[Collected data]
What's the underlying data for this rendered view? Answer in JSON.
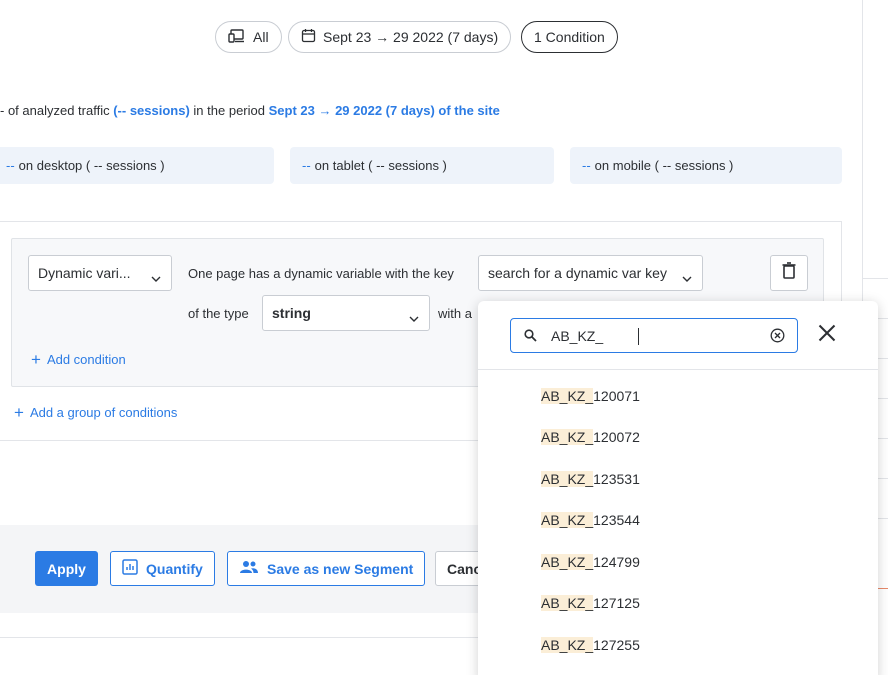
{
  "filters": {
    "device": "All",
    "date_range": "Sept 23 → 29 2022 (7 days)",
    "conditions": "1 Condition"
  },
  "summary": {
    "prefix": "- of analyzed traffic",
    "sessions": "(-- sessions)",
    "middle": "in the period",
    "period": "Sept 23 → 29 2022 (7 days) of the site"
  },
  "devices": [
    {
      "dash": "--",
      "label": "on desktop ( -- sessions )"
    },
    {
      "dash": "--",
      "label": "on tablet ( -- sessions )"
    },
    {
      "dash": "--",
      "label": "on mobile ( -- sessions )"
    }
  ],
  "condition": {
    "type_select": "Dynamic vari...",
    "text1": "One page has a dynamic variable with the key",
    "key_select": "search for a dynamic var key",
    "text2": "of the type",
    "value_type": "string",
    "text3": "with a",
    "add_condition": "Add condition",
    "add_group": "Add a group of conditions"
  },
  "footer": {
    "apply": "Apply",
    "quantify": "Quantify",
    "save_segment": "Save as new Segment",
    "cancel": "Canc"
  },
  "dropdown": {
    "search_value": "AB_KZ_",
    "highlight": "AB_KZ_",
    "options": [
      "120071",
      "120072",
      "123531",
      "123544",
      "124799",
      "127125",
      "127255"
    ]
  },
  "colors": {
    "accent": "#2b7be4",
    "highlight": "#fbeed7",
    "text": "#2c2f33"
  }
}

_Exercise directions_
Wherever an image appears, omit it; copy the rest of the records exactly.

_Exercise result_
What's the underlying data for this rendered view? Answer in JSON.
{
  "filters": {
    "device": "All",
    "date_range": "Sept 23 → 29 2022 (7 days)",
    "conditions": "1 Condition"
  },
  "summary": {
    "prefix": "- of analyzed traffic",
    "sessions": "(-- sessions)",
    "middle": "in the period",
    "period": "Sept 23 → 29 2022 (7 days) of the site"
  },
  "devices": [
    {
      "dash": "--",
      "label": "on desktop ( -- sessions )"
    },
    {
      "dash": "--",
      "label": "on tablet ( -- sessions )"
    },
    {
      "dash": "--",
      "label": "on mobile ( -- sessions )"
    }
  ],
  "condition": {
    "type_select": "Dynamic vari...",
    "text1": "One page has a dynamic variable with the key",
    "key_select": "search for a dynamic var key",
    "text2": "of the type",
    "value_type": "string",
    "text3": "with a",
    "add_condition": "Add condition",
    "add_group": "Add a group of conditions"
  },
  "footer": {
    "apply": "Apply",
    "quantify": "Quantify",
    "save_segment": "Save as new Segment",
    "cancel": "Canc"
  },
  "dropdown": {
    "search_value": "AB_KZ_",
    "highlight": "AB_KZ_",
    "options": [
      "120071",
      "120072",
      "123531",
      "123544",
      "124799",
      "127125",
      "127255"
    ]
  },
  "colors": {
    "accent": "#2b7be4",
    "highlight": "#fbeed7",
    "text": "#2c2f33"
  }
}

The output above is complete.